WHAT IS REQUIRED: Go through the records below and copy out every line that contains the word "JSON".

----

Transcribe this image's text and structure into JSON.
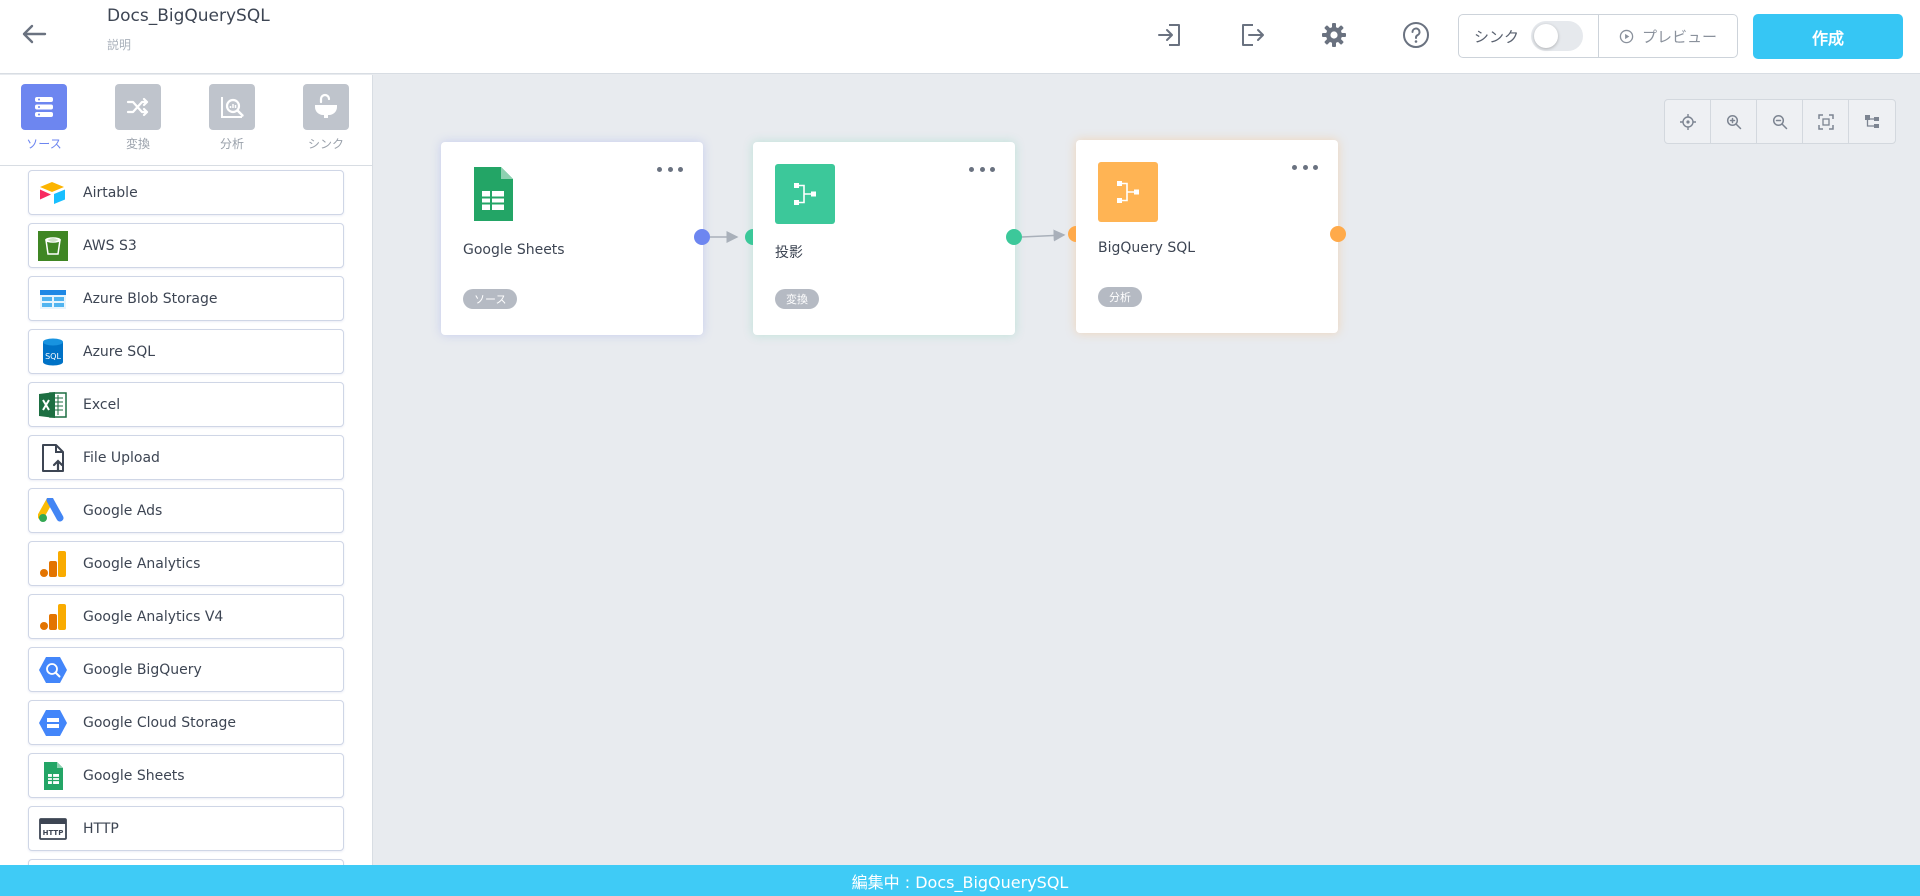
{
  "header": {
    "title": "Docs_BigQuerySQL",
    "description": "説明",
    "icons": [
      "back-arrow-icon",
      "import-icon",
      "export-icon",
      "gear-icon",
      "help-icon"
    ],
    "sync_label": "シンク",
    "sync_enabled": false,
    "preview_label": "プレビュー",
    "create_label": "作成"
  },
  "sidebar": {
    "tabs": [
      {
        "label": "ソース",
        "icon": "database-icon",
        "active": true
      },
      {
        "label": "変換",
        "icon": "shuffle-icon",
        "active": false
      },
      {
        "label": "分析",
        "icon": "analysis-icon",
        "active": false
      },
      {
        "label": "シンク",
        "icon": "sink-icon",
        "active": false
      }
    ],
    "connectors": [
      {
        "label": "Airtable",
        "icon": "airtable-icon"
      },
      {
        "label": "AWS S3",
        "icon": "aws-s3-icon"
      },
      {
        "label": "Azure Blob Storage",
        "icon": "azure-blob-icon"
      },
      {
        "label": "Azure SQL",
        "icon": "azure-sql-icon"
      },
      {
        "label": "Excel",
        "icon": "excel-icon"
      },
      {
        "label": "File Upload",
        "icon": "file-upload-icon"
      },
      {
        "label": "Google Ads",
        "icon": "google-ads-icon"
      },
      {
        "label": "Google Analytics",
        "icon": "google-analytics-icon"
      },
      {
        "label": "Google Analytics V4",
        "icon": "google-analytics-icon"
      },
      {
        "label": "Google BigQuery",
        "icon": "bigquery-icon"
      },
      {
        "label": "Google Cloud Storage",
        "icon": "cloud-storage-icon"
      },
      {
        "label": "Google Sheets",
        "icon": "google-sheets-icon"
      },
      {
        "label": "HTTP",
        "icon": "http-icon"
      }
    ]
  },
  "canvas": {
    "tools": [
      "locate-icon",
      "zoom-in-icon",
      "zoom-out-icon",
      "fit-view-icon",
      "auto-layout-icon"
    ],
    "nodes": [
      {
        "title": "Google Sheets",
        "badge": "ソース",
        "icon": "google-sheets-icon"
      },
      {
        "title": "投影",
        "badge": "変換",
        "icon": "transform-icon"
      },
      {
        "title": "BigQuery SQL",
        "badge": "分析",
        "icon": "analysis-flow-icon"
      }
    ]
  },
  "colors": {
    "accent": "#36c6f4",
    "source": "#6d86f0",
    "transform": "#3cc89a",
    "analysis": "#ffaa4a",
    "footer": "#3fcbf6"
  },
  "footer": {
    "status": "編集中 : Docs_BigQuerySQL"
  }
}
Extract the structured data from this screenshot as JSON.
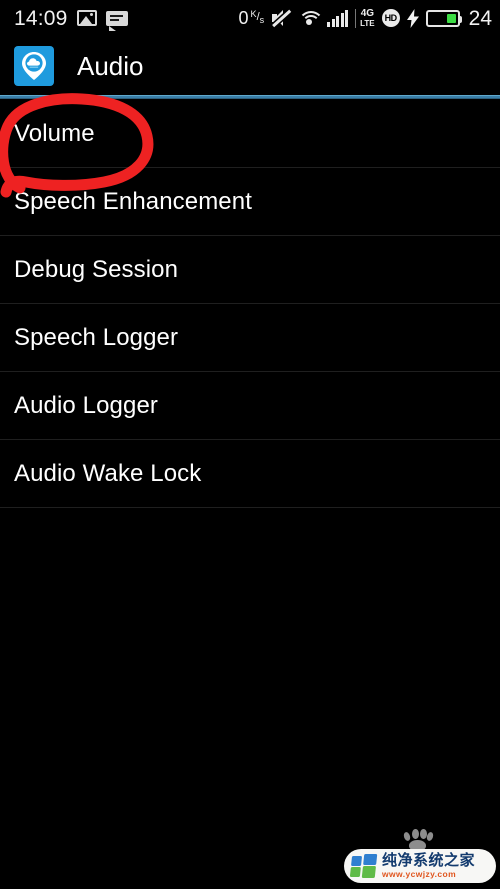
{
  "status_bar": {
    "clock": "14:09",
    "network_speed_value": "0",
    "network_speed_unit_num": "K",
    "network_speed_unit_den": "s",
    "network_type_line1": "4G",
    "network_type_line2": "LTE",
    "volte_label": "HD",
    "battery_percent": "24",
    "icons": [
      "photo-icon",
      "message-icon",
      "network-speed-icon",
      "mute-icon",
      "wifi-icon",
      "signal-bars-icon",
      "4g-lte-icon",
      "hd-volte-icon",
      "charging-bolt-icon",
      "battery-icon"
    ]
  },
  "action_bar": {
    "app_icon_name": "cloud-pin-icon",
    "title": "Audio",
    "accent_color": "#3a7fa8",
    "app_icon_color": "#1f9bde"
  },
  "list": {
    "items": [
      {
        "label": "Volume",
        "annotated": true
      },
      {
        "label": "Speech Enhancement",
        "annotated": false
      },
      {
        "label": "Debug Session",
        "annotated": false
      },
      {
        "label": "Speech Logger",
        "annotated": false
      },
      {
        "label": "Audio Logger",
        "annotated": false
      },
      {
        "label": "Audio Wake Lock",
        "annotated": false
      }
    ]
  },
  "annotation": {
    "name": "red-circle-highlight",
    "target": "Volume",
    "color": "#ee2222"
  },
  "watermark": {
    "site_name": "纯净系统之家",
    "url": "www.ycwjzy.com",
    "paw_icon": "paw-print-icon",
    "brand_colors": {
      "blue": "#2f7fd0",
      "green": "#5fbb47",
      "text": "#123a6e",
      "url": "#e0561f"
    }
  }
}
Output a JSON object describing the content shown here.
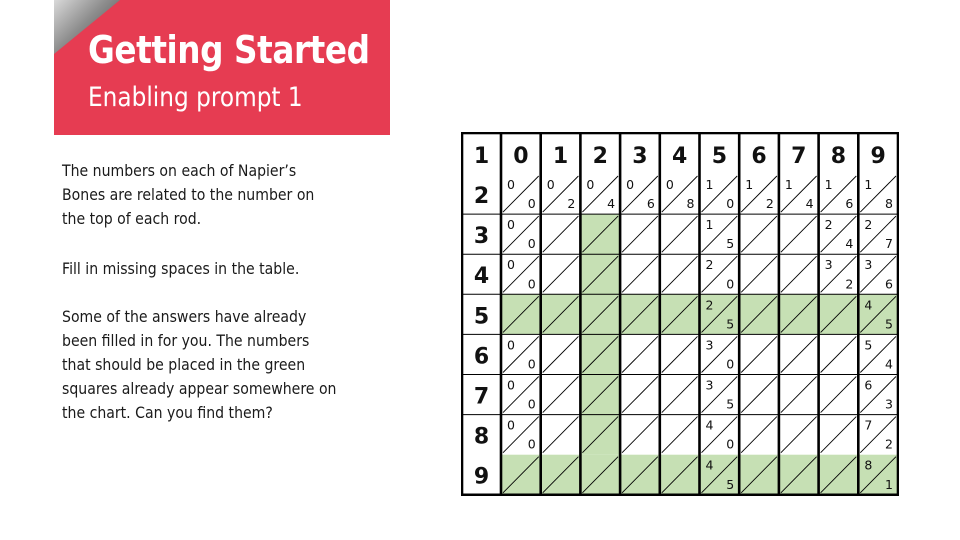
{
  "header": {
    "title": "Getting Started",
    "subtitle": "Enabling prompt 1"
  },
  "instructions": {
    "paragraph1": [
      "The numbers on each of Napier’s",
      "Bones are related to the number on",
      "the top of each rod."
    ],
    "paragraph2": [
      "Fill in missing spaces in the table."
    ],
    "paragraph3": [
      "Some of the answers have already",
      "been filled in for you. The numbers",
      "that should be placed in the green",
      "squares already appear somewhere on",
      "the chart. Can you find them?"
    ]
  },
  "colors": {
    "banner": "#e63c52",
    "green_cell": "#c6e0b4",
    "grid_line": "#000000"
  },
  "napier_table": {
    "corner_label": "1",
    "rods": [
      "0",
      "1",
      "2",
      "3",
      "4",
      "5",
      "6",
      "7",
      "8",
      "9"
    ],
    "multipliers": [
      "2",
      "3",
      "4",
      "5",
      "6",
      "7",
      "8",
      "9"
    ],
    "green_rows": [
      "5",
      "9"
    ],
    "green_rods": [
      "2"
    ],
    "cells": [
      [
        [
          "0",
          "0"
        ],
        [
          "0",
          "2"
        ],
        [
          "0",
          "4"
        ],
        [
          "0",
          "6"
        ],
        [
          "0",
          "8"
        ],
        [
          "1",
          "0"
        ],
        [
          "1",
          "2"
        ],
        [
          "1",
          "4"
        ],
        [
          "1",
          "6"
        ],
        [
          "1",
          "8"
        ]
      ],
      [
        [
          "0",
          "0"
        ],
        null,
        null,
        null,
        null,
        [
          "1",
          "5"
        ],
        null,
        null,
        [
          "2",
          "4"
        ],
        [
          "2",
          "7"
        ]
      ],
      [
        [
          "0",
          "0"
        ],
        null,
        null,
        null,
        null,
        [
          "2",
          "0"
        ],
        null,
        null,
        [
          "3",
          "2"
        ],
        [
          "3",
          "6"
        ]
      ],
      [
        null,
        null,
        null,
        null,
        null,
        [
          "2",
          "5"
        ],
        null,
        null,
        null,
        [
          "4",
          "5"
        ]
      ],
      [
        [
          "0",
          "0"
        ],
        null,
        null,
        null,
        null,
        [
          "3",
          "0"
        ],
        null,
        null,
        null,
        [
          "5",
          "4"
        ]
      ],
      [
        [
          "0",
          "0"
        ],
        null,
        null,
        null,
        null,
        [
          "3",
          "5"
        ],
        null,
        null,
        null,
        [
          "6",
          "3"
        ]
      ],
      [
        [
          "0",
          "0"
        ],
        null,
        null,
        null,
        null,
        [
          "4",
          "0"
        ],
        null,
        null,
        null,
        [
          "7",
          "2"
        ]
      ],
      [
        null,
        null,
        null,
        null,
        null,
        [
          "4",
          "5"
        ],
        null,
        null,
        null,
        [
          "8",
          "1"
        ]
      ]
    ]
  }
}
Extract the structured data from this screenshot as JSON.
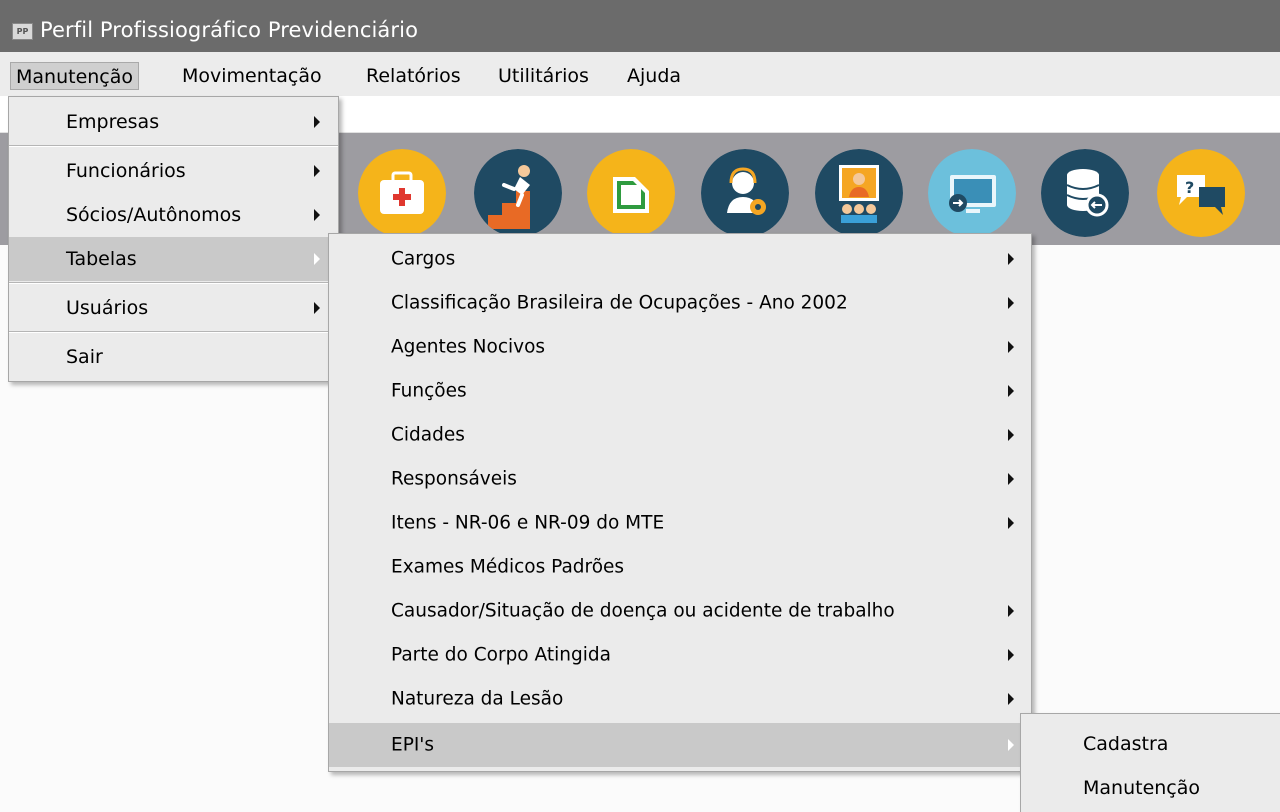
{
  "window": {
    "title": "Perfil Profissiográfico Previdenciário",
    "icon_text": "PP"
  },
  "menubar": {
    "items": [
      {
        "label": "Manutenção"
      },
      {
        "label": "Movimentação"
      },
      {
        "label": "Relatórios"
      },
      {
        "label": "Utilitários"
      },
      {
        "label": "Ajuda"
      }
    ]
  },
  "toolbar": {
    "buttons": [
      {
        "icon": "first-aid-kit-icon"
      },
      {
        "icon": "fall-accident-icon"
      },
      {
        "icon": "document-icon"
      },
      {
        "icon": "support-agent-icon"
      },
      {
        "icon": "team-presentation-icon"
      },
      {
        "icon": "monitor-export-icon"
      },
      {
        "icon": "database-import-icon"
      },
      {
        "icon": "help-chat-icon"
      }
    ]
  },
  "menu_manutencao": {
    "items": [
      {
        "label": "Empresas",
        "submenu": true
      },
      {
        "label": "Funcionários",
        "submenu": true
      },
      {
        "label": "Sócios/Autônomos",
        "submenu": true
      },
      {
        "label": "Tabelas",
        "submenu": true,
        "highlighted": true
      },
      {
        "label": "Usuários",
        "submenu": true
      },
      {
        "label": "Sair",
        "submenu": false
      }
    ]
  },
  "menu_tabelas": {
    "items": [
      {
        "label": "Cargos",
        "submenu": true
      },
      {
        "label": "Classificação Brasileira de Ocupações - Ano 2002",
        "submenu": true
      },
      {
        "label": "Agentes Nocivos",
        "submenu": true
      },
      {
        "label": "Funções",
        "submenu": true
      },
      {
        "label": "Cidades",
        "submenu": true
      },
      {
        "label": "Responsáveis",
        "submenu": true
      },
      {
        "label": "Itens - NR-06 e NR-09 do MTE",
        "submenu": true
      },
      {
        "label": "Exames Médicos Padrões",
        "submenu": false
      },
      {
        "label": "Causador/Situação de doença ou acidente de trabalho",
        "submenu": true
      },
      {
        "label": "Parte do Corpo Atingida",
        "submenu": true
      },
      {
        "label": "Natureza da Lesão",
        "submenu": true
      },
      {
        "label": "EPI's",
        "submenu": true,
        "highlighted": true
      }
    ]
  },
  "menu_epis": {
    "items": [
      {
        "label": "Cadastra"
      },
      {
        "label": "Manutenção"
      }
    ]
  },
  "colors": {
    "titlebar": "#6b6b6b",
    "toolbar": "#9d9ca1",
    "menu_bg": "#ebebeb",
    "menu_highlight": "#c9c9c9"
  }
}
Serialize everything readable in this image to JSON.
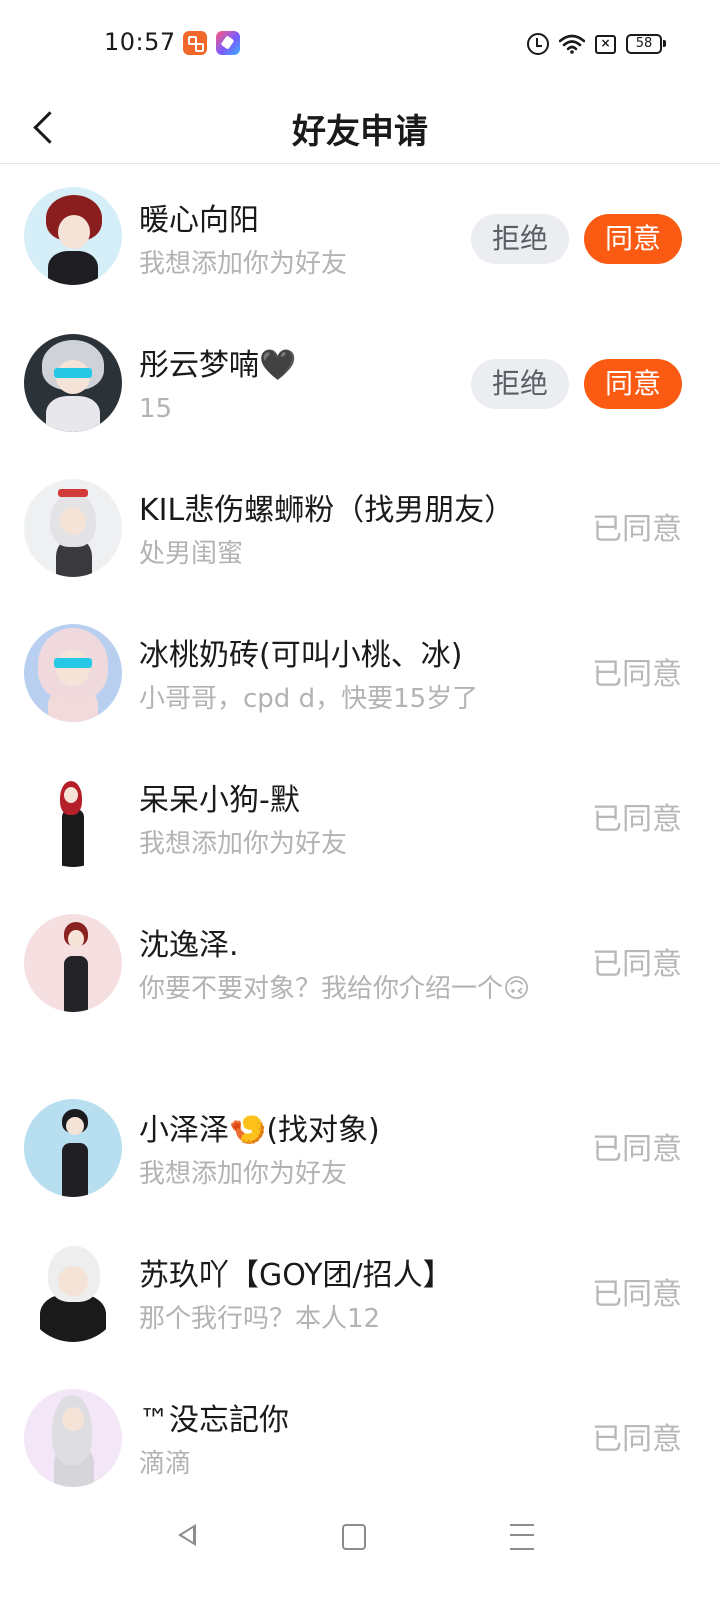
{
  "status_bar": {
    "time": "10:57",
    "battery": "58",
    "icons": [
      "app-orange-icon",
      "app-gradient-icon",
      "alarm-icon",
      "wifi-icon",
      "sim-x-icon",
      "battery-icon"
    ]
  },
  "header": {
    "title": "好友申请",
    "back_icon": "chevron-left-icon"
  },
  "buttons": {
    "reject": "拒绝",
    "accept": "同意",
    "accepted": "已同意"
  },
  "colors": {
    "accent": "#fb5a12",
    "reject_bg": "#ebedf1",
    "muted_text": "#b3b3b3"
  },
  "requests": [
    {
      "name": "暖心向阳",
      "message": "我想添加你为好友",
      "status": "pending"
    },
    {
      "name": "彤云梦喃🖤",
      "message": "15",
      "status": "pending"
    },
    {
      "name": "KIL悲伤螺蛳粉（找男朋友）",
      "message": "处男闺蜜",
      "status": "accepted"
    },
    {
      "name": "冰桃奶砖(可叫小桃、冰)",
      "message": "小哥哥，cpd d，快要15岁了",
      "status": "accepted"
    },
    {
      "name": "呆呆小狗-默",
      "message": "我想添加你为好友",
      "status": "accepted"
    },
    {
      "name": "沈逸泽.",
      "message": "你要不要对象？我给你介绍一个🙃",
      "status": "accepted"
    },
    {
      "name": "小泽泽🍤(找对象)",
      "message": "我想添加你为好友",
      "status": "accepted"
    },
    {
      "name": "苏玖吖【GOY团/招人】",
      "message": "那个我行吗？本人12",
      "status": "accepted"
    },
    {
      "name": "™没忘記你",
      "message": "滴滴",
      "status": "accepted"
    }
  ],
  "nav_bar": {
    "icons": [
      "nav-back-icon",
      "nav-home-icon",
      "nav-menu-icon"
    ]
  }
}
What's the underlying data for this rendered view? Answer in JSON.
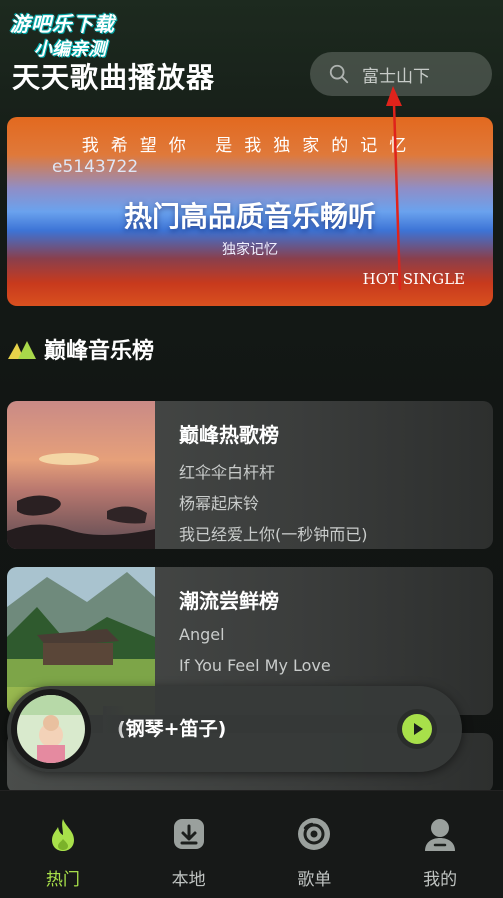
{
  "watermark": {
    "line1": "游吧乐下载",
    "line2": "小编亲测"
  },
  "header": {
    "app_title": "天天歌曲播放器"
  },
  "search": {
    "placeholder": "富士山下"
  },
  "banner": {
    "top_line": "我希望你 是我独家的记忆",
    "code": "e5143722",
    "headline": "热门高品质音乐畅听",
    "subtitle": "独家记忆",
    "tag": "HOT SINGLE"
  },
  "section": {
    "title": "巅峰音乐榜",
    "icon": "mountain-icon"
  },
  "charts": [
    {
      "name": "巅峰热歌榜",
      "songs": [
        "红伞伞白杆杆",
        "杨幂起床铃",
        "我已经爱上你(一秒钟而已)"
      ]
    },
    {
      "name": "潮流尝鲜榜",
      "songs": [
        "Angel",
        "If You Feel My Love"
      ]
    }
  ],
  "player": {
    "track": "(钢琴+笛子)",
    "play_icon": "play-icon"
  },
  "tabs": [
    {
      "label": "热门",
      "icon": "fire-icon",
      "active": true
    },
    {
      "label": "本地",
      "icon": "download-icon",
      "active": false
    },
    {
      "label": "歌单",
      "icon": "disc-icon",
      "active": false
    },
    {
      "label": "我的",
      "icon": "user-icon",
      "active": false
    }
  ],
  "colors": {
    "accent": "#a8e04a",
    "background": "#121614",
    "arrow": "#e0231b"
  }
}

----

REPLY:
Transcribe this image's text and structure into JSON.
Extract the structured data from this screenshot as JSON.
Output a JSON object describing the content shown here.
Extract the structured data from this screenshot as JSON.
Serialize everything readable in this image to JSON.
What's the underlying data for this rendered view? Answer in JSON.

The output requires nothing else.